The worry list
It's important to encourage your child to verbalize his feelings. Worries trapped in the mind all day tend to grow exponentially when the lights go down. Normalize your child's worries by sharing your own childhood back-to-school worries, and make a worry list to help get your child's feelings out.
Using a large poster board, write down each worry your child expresses about school. No worry is too big or too small to make the list. Keep the list in your office or bedroom, away from your child's sleeping space. In doing this, you can take on your child's worries during the nighttime hours. Add to it as new worries arise.
Once each day, help your child attempt to problem solve. Have your child choose a worry from the list and come up with three solutions to the problem. This gives your child a feeling of control over worries.
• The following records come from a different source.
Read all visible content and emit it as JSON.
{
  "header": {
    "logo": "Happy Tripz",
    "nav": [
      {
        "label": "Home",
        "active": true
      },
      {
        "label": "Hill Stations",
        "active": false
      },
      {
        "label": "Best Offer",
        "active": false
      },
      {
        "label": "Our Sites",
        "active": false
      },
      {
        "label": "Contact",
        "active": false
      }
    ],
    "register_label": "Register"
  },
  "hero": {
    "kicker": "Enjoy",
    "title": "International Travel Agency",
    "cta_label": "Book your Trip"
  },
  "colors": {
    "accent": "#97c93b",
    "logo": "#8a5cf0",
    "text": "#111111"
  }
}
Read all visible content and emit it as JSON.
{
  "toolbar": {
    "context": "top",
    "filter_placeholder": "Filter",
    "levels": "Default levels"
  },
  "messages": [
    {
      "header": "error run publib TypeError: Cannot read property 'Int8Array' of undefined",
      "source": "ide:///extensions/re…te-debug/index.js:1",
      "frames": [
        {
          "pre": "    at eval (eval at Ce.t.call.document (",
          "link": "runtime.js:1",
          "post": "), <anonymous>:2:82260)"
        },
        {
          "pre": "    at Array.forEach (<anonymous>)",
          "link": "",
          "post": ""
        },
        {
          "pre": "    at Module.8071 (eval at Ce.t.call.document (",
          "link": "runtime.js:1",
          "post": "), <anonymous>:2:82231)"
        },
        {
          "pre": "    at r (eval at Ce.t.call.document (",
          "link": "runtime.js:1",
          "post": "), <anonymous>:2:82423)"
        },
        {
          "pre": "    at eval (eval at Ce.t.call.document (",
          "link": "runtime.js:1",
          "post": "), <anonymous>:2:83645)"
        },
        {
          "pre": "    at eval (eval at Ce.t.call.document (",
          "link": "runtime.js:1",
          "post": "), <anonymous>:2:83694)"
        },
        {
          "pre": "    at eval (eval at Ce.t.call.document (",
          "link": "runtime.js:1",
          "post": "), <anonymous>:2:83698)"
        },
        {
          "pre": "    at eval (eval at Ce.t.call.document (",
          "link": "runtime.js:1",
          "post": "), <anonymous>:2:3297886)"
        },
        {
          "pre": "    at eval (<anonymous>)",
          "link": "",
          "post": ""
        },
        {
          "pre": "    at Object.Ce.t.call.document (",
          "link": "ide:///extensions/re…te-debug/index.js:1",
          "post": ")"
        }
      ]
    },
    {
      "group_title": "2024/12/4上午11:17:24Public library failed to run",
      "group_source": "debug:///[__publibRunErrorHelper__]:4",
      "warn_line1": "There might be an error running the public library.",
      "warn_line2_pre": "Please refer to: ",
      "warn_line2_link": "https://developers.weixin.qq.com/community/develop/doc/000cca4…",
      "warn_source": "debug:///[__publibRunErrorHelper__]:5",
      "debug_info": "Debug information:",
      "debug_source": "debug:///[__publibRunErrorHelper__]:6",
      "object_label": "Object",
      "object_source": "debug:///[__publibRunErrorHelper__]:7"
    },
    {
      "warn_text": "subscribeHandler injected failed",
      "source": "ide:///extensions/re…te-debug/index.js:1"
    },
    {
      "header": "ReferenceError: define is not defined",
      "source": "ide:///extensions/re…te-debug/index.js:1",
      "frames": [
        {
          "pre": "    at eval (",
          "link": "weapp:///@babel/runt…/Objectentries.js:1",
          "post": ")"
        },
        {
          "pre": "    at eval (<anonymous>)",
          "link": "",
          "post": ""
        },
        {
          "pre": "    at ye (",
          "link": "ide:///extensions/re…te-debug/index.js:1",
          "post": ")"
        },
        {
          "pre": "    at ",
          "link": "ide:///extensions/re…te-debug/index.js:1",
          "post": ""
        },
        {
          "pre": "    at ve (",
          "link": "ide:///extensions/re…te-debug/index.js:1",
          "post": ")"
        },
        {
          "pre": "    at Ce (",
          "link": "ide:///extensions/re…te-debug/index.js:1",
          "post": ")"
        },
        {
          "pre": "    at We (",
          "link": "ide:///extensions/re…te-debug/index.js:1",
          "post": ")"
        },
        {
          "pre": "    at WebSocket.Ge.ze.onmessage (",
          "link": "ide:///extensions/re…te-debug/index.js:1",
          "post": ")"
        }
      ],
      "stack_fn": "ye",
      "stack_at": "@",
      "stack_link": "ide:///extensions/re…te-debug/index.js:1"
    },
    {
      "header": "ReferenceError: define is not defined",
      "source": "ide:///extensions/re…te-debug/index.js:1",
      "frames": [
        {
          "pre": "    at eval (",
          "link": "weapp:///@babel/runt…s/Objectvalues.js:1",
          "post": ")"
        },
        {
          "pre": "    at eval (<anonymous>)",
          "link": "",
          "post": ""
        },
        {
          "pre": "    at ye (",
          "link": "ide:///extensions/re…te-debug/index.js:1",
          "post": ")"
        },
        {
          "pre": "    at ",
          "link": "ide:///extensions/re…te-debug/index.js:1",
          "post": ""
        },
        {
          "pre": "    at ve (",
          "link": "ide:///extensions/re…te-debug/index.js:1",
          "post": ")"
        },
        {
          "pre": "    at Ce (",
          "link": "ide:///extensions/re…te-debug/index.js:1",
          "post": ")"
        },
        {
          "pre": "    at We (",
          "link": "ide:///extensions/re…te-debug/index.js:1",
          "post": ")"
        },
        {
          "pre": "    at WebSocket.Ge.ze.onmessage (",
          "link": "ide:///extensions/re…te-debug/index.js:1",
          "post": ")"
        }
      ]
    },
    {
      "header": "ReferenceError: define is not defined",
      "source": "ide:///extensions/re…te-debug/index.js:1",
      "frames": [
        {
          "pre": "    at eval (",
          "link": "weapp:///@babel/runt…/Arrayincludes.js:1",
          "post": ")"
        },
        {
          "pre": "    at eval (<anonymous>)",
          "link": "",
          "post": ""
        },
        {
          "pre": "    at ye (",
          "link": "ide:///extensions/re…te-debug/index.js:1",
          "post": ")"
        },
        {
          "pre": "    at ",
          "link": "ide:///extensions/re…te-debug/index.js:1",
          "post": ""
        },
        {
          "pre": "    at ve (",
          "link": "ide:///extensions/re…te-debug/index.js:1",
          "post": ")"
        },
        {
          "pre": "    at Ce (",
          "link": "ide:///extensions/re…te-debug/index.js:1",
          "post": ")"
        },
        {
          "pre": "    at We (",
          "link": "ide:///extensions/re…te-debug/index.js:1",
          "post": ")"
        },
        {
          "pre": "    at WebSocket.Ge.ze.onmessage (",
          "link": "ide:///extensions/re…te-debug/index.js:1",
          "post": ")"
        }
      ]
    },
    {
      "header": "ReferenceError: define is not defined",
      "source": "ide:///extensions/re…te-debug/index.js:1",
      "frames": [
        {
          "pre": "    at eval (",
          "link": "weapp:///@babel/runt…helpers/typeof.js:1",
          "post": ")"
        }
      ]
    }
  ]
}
When he learns that he can take control and solve problems independently, his worries will shrink in size.
Practice makes perfect (or proficient, anyway.) Role play is one the best strategies for frequent worriers. Intrusive thoughts trigger feelings of helplessness in children. When worries feel huge and overwhelming, they become paralyzed with fear. They don't work to resolve their worries because they are stuck in a negative thought pattern. Practicing ways to solve problems that might arise throughout the school day helps children feel competent and in control.
Using the worry list that your child created, come up with a list of potential scenarios. Assign roles (remember to switch and have your child play both roles) and act out each scary school scenario with your child. Get creative. Be silly. And remember to assist when your child is stuck. Role play is meant to help your child work through difficult feelings, and your child will likely need your guidance along the way.
Avoid false promises
Worriers love reassurance. They want to know that their teachers will love them, they will have plenty of friends and the school work will be a breeze. While it's tempting to provide those reassurances to your child in the moment, the truth is that you don't know what will happen next. You can't predict the future. False promises are a set-up for disappointment and increased stress. Try focusing on your child's strengths, instead.
Meet intrusive thoughts with positive counter thoughts. When your child expresses worries about friends, for example, help your child identify his existing friends and what they like about him. Focusing on the positive and helping your child replace negative thoughts with positive ones helps build your child up and reminds him that he is capable of handling whatever comes his way, even if it isn't exactly what he wants.